The NSW Aquifer Interference Policy defines the regime for protecting and managing the impacts of aquifer interference activities on NSW's water resources and strikes a balance between the water needs of towns, farmers, industry and the environment.
A key plank of the NSW Government's Strategic Regional Land Use Policy, the Aquifer Interference Policy details how potential impacts on water resources will be assessed, and how the NSW Office of Water's advice on this assessment is provided to the relevant body, including the Gateway Panel and/or the Planning Assessment Commission.
- applies across the state, clarifying water licence and impact assessment requirements for aquifer interference activities
- ensures equitable water sharing among different types of water users
- ensures that water taken by aquifer interference activities is properly licensed and accounted for in the water budget and water sharing arrangements
- enhances existing regulation, resulting in a comprehensive framework to protect the rights of all water users and the environment.
There are three key parts to the Policy:
- All water taken must be properly accounted for.
- The activity must address minimal impact considerations for impacts on water table, water pressure and water quality.
- Planning for measures in the event that the actual impacts are greater than predicted, including making sure that there is sufficient monitoring in place.
Find out more in the Aquifer Interference Policy fact sheets.
Implementing the Aquifer Interference Policy
Water licences are required to account for the water taken from groundwater and surface water sources through aquifer interference activities. This is to ensure that the amount of water taken from each water source does not exceed the extraction limit set in a water sharing plan. These extraction limits are set to ensure that water is available in each water source for the environment and other water users, including domestic and stock users, irrigators, town water suppliers and various industries – including mining and coal seam gas.
A water licence is required whether water is taken for consumptive use e.g. irrigation, or whether it is taken incidentally by the aquifer interference activity. For example, dewatering of groundwater to allow mining to occur or during building construction requires a water licence even where that water is not being used consumptively as part of the activity's operation.
Assessment of water impacts
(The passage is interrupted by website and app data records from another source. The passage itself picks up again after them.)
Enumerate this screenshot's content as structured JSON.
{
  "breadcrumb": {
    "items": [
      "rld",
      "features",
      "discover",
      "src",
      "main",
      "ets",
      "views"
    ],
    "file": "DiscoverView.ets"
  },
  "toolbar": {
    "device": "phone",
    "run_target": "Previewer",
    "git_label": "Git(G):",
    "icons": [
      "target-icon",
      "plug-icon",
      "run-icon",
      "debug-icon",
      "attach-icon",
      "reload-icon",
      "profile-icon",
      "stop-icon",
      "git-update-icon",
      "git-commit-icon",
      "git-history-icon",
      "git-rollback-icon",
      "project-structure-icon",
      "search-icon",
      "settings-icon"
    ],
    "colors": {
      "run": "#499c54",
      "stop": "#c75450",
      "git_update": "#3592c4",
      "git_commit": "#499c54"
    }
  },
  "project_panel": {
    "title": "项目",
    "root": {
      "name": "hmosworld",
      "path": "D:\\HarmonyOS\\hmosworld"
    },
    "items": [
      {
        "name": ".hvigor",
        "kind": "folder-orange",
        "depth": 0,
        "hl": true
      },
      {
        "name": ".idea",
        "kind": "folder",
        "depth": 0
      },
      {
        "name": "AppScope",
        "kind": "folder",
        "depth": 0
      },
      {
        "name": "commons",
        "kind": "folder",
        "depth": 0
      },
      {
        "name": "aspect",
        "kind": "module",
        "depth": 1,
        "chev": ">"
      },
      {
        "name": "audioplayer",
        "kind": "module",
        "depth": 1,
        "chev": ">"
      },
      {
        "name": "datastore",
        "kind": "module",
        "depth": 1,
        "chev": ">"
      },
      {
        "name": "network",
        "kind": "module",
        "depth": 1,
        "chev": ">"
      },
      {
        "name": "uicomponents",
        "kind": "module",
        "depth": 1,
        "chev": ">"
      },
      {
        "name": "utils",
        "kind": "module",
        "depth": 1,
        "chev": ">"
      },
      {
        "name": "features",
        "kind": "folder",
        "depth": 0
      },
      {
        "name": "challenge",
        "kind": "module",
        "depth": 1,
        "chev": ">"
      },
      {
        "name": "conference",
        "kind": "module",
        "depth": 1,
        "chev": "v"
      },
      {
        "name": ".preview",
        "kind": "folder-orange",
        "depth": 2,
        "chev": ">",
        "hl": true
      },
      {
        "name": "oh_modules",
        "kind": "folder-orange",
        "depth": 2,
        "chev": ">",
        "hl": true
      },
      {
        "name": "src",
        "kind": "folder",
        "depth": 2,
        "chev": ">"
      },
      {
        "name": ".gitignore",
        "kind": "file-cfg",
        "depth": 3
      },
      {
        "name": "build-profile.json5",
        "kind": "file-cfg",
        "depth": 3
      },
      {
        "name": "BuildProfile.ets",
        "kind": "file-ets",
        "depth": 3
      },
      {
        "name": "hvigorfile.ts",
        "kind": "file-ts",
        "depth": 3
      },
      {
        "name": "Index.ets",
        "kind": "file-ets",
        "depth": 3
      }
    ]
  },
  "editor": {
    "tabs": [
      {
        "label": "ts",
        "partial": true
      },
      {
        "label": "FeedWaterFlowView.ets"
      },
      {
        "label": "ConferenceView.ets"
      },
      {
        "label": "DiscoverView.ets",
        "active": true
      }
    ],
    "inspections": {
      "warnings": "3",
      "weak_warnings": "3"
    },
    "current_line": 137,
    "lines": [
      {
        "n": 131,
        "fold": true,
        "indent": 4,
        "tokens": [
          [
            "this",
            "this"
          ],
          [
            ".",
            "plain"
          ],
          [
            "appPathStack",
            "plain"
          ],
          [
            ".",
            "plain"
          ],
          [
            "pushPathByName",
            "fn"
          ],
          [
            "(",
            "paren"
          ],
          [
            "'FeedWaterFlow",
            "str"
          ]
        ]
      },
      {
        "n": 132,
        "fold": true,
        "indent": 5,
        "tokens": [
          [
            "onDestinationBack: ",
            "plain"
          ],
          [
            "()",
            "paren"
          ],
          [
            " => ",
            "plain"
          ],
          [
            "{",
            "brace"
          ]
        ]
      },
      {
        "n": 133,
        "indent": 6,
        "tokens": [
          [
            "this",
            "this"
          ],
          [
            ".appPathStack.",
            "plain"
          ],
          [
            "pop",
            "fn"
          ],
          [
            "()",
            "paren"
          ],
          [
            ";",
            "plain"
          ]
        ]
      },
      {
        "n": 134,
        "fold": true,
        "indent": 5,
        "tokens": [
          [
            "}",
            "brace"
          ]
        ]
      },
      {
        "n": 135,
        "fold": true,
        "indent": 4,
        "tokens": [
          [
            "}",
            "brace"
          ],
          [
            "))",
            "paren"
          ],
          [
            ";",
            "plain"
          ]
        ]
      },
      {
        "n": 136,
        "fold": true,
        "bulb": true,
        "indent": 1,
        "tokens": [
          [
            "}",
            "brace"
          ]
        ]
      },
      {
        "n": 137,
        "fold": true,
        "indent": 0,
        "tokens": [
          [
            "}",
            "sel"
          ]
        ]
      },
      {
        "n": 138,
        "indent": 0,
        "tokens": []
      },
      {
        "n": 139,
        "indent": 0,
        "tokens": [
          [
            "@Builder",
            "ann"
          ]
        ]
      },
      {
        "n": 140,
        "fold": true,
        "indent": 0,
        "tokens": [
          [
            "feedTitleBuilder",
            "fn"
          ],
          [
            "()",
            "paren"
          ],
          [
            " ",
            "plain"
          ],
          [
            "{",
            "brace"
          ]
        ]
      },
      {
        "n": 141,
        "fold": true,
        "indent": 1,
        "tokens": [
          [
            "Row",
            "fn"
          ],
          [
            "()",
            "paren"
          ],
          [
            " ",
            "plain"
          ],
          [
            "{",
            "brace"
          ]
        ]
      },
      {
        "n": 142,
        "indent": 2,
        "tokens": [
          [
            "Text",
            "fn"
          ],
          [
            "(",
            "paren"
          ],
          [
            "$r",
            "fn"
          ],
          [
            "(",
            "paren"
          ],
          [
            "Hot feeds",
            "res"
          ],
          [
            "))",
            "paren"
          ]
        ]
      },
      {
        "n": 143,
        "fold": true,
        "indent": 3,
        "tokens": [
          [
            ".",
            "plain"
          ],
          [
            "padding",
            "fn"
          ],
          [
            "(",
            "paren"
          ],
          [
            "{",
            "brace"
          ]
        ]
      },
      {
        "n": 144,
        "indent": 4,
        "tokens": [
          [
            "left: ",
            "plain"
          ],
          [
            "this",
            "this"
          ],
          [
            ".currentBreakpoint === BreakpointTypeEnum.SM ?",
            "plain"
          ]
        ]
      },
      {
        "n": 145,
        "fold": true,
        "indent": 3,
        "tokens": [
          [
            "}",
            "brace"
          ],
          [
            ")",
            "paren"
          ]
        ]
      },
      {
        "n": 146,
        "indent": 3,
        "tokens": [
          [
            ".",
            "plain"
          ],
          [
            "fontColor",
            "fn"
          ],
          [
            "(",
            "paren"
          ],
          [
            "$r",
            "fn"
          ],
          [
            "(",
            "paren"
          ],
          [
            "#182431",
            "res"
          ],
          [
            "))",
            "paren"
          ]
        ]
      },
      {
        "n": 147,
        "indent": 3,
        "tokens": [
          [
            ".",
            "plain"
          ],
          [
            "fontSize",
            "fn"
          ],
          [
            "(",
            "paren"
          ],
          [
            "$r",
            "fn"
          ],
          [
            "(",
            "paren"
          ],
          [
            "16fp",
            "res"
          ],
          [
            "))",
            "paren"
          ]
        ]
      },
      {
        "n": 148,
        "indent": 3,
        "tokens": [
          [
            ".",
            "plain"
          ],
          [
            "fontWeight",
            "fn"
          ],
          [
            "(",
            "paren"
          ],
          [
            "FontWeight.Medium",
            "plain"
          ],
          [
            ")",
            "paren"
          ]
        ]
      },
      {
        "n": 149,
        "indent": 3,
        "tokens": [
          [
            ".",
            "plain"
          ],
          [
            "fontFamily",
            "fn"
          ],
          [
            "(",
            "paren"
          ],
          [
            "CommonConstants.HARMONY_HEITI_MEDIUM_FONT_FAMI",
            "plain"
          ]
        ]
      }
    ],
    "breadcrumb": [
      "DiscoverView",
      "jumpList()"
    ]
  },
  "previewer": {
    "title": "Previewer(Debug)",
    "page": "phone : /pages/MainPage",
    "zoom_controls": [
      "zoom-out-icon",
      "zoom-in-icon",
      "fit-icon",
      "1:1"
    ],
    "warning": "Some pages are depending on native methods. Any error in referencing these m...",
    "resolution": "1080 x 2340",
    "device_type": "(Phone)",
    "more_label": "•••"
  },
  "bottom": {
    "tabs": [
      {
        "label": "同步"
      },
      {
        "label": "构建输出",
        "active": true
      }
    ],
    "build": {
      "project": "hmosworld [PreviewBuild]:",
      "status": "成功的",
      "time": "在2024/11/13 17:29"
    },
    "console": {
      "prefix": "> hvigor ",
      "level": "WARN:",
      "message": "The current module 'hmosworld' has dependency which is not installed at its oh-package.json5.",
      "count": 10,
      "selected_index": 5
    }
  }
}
The Aquifer Interference Policy details the way the NSW Office of Water will assess aquifer interference projects to determine their potential impacts on water resources. It also explains the information and modelling that proponents will need to provide to enable the impacts to be assessed.
The assessment criteria are called 'minimal impact considerations' and include impacts on water table levels, water pressure levels and water quality in different types of groundwater systems. Impacts on connected alluvial aquifers and surface water systems are also considered, as well as the impacts on other water-dependent assets. These include impacts on water supply bores, groundwater-dependent ecosystems and culturally significant sites that are groundwater-dependent.
Thresholds are set in the Policy so that the impacts of both an individual activity and the cumulative impacts of a number of activities within each water source can be considered.
Mining and petroleum exploration – Groundwater Monitoring and Modelling Plans
Most mining or petroleum exploration activities taking place under the Mining Act 1992 and the Petroleum (Onshore) Act 1991 require proponents to prepare Groundwater Monitoring and Modelling Plans in consultation with the NSW Office of Water. The plans are required to ensure proponents embarking upon exploration understand the requirements of the Aquifer Interference Policy and understand what groundwater monitoring and modelling information the Office of Water will require when assessing the project during the approvals process. The information sheet below will assist proponents with the development of their plans.
Aquifer Interference assessment framework
This framework is a useful tool to aid the development of a proposal or an Environmental Impact Statement. Download the step by step guide:
When an assessment has been done, the Office of Water or the Minister for Primary Industries will provide advice to the Gateway Panel, the Department of Planning and Infrastructure or the Division of Resources and Energy, depending on the phase or location of the project.
The gateway process will involve a panel which is intended to provide a tailored mechanism to assess the potential impacts of these proposals on strategic agricultural land and resources. It will provide a rigorous and independent assessment of the potential impacts of a project on agricultural land and water resources before a development application can be lodged.
Benefits to NSW
Both the community and project proponents now have a better understanding of the detailed considerations in the assessment of the water-related impacts of each project. The assessment of potential impacts on water resources is occurring with greater clarity and transparency than in the past.
View or download the NSW Aquifer Interference Policy:
NSW Aquifer Interference Policy factsheet series
Information on groundwater protection and the Aquifer Interference Policy is also available in this series of print friendly factsheets:
Information on land use planning in agriculture is available at Land Use Planning.
Video on Water and Coal Seam Gas.